NVIDIA is part of this meeting, but its competitor AMD, is not. This is an interesting part of the story, as AMD looks like it could coming out swinging with its Radeon R9 390X, but what process will it be made on, and by who? With NVIDIA looking to shift its already very efficient second-generation Maxwell architecture on the 28nm node, over the 20nm node and directly to the even smaller 16nm process, we could see quite a large jump in what NVIDIA could offer with what could eventually be known as the GeForce GTX 1080.

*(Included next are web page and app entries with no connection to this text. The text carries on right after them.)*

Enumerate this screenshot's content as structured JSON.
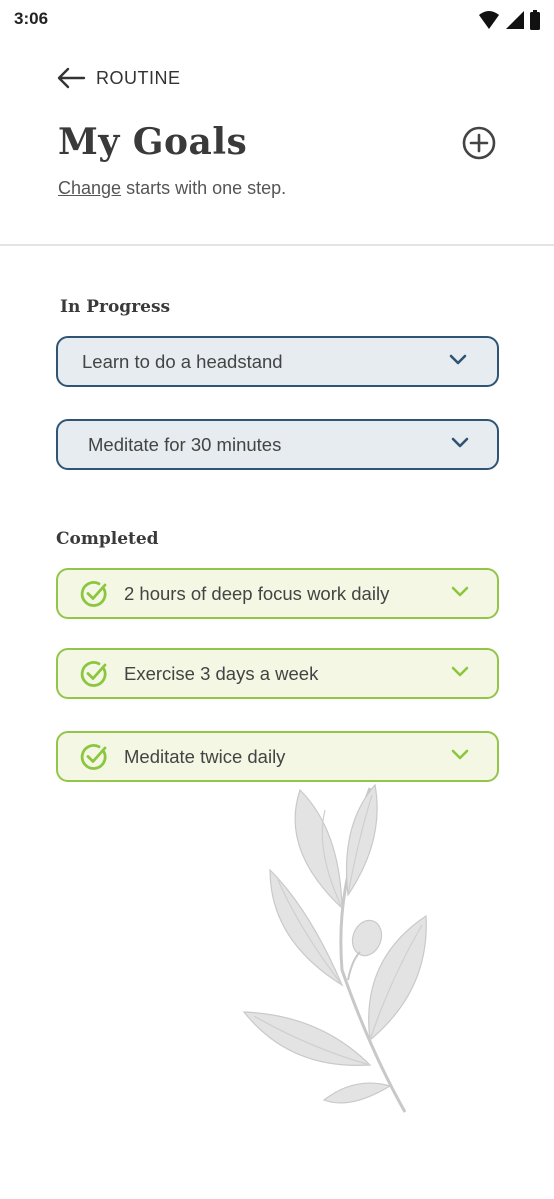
{
  "status_bar": {
    "time": "3:06"
  },
  "header": {
    "back_label": "ROUTINE"
  },
  "page": {
    "title": "My Goals",
    "subtitle_link": "Change",
    "subtitle_rest": " starts with one step."
  },
  "in_progress": {
    "label": "In Progress",
    "items": [
      {
        "text": "Learn to do a headstand"
      },
      {
        "text": "Meditate for 30 minutes"
      }
    ]
  },
  "completed": {
    "label": "Completed",
    "items": [
      {
        "text": "2 hours of deep focus work daily"
      },
      {
        "text": "Exercise 3 days a week"
      },
      {
        "text": "Meditate twice daily"
      }
    ]
  },
  "colors": {
    "progress_border": "#2f5474",
    "progress_bg": "#e6ecef",
    "done_border": "#93c648",
    "done_bg": "#f3f7e3"
  }
}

I personally think NVIDIA could rename, rebrand, or change things up with the next GPU launch. Moving its powerful, but energy efficient Maxwell architecture to a smaller process, could result in a massive change for NVIDIA. If we're already seeing such an improvement from the GeForce GTX 780 Ti to the GeForce GTX 980 on the same process, what can NVIDIA do when they're working with 16nm? Would it simply arrive as the GeForce GTX 980 Ti? Or would NVIDIA have enough power to really ramp things up, providing maybe an entire generational jump in performance, eclipsing anything AMD can do, or retaliate with, and change things up with a rebrand, or a new number scheme of GeForce GPUs?

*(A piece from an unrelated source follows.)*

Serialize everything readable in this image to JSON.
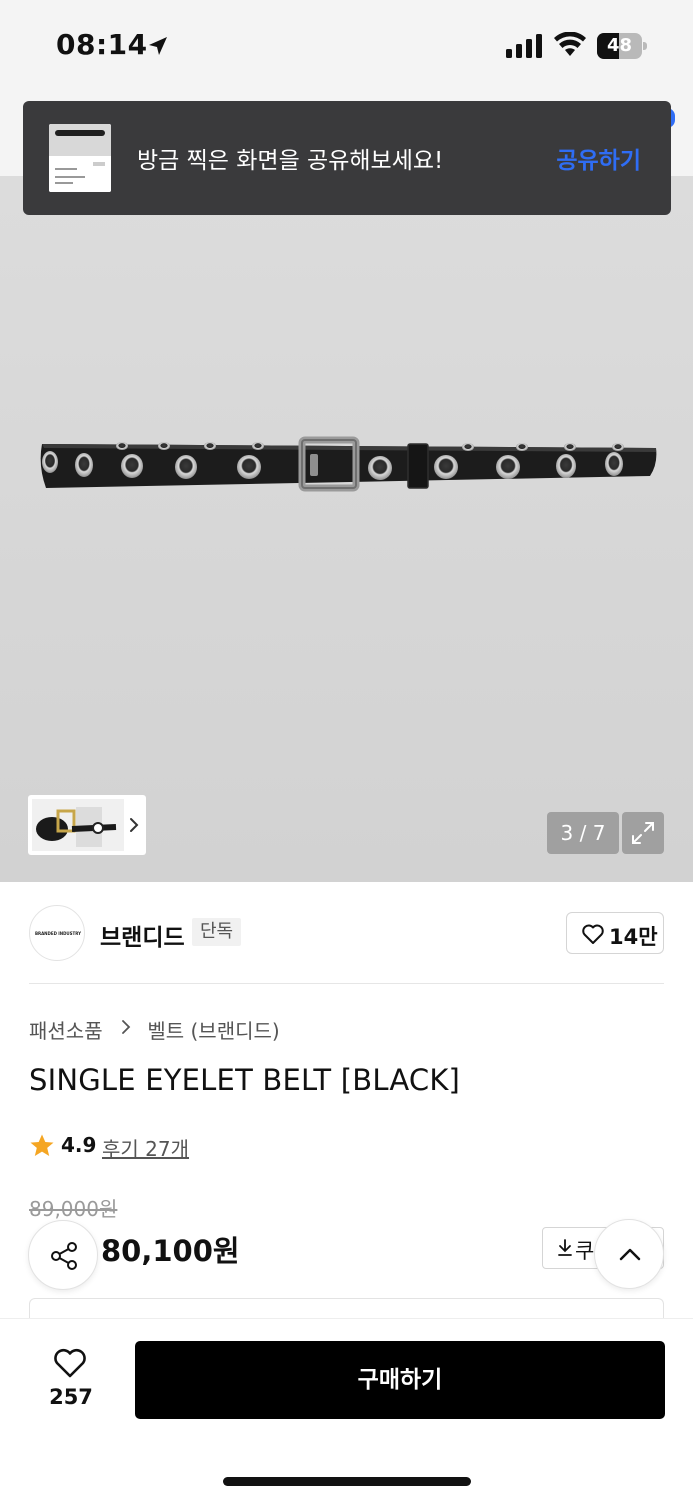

ASUS has been doing some good things with its smaller video cards, but the latest one could be one of the hot-sellers during the holiday season. The new ASUS GeForce GTX 970 DirectCU Mini is based off of NVIDIA's second-generation Maxwell architecture, with the GTX 970 at the center of it.
On top of that, we have a 17cm long video card with the DirectCU II cooling from ASUS, using a single fan. It uses hot plate technology to improve thermal efficiency, which provides 20% more cooling than traditional, reference coolers. We also have Core Clocks of 1088MHz, while Boost Clocks are set at 1228MHz. We also have 4GB of RAM at its stock frequency of 7010MHz.
Connectivity wise we have one dual-link DVI port, a DVI-I port, HDMI 2.0, and DisplayPort 1.2. The ASUS GeForce GTX 970 DirectCU Mini requires just a single 8-pin PCIe power connector, which will be a perfect fit to Mini-ITX gaming systems. When it comes to pricing, we should expect similar pricing to GIGABYTE's GeForce GTX 970 ITX, which is on Amazon right now for $339.